• _Task goal_
Print all the records below exactly as they stand, but leave out the pictures.

***** The input *****

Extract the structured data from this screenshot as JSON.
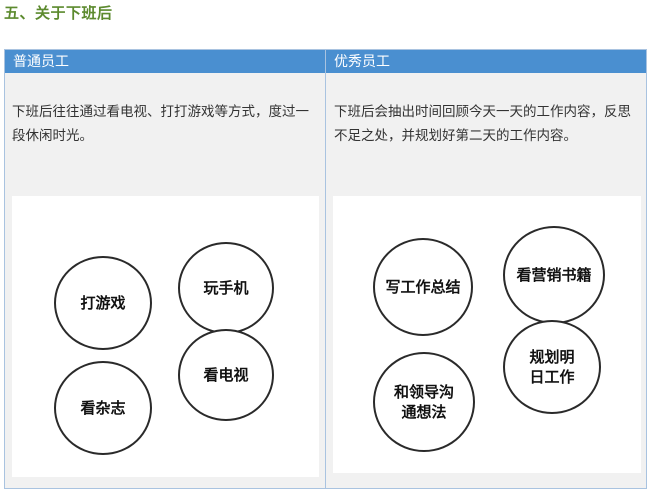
{
  "section": {
    "title": "五、关于下班后"
  },
  "columns": [
    {
      "header": "普通员工",
      "text": "下班后往往通过看电视、打打游戏等方式，度过一段休闲时光。",
      "bubbles": [
        "打游戏",
        "玩手机",
        "看电视",
        "看杂志"
      ]
    },
    {
      "header": "优秀员工",
      "text": "下班后会抽出时间回顾今天一天的工作内容，反思不足之处，并规划好第二天的工作内容。",
      "bubbles": [
        "写工作总结",
        "看营销书籍",
        "和领导沟通想法",
        "规划明日工作"
      ]
    }
  ]
}
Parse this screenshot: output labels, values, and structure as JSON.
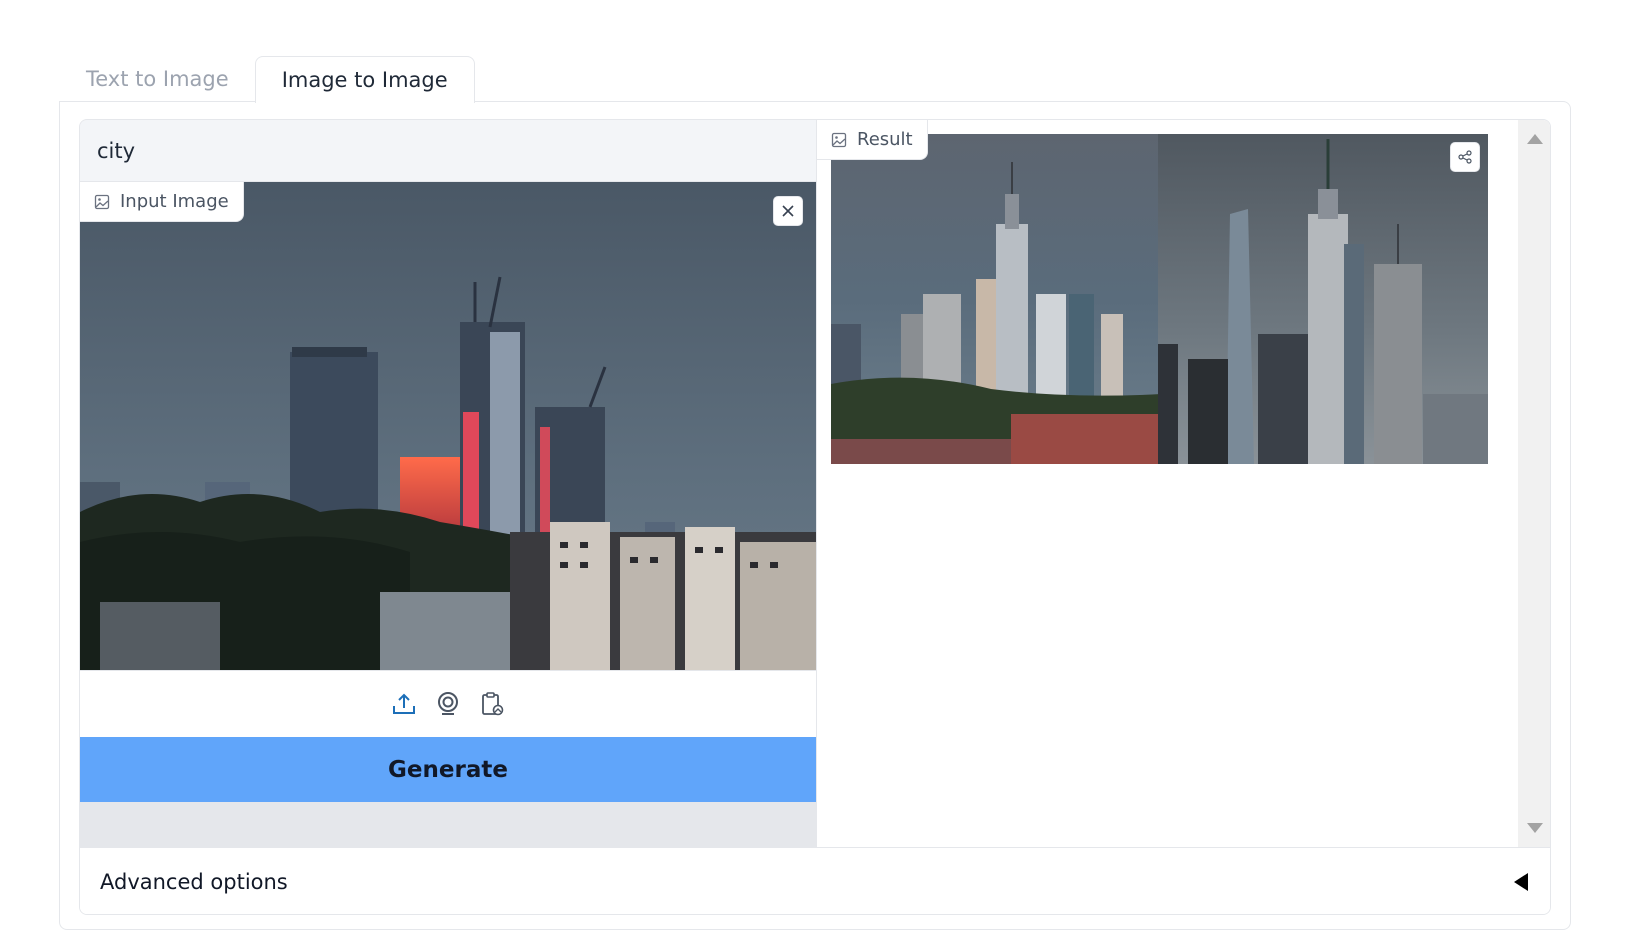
{
  "tabs": [
    {
      "label": "Text to Image",
      "active": false
    },
    {
      "label": "Image to Image",
      "active": true
    }
  ],
  "prompt": {
    "value": "city"
  },
  "input_image": {
    "label": "Input Image",
    "label_icon": "image-icon",
    "close_icon": "close-icon",
    "source_icons": [
      "upload-icon",
      "webcam-icon",
      "clipboard-icon"
    ]
  },
  "generate": {
    "label": "Generate"
  },
  "result": {
    "label": "Result",
    "label_icon": "image-icon",
    "share_icon": "share-icon",
    "image_count": 2
  },
  "advanced": {
    "label": "Advanced options",
    "caret_icon": "caret-left-icon"
  },
  "colors": {
    "accent": "#60a5fa",
    "border": "#e5e7eb",
    "prompt_bg": "#f3f5f8",
    "icon_blue": "#1d6fb8"
  }
}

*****

• _Output for this exercise_
Extract the structured data from this screenshot as JSON.
{
  "section": {
    "title": "五、关于下班后"
  },
  "columns": [
    {
      "header": "普通员工",
      "text": "下班后往往通过看电视、打打游戏等方式，度过一段休闲时光。",
      "bubbles": [
        "打游戏",
        "玩手机",
        "看电视",
        "看杂志"
      ]
    },
    {
      "header": "优秀员工",
      "text": "下班后会抽出时间回顾今天一天的工作内容，反思不足之处，并规划好第二天的工作内容。",
      "bubbles": [
        "写工作总结",
        "看营销书籍",
        "和领导沟通想法",
        "规划明日工作"
      ]
    }
  ]
}
Parse this screenshot: output labels, values, and structure as JSON.
{
  "tabs": [
    {
      "label": "Text to Image",
      "active": false
    },
    {
      "label": "Image to Image",
      "active": true
    }
  ],
  "prompt": {
    "value": "city"
  },
  "input_image": {
    "label": "Input Image",
    "label_icon": "image-icon",
    "close_icon": "close-icon",
    "source_icons": [
      "upload-icon",
      "webcam-icon",
      "clipboard-icon"
    ]
  },
  "generate": {
    "label": "Generate"
  },
  "result": {
    "label": "Result",
    "label_icon": "image-icon",
    "share_icon": "share-icon",
    "image_count": 2
  },
  "advanced": {
    "label": "Advanced options",
    "caret_icon": "caret-left-icon"
  },
  "colors": {
    "accent": "#60a5fa",
    "border": "#e5e7eb",
    "prompt_bg": "#f3f5f8",
    "icon_blue": "#1d6fb8"
  }
}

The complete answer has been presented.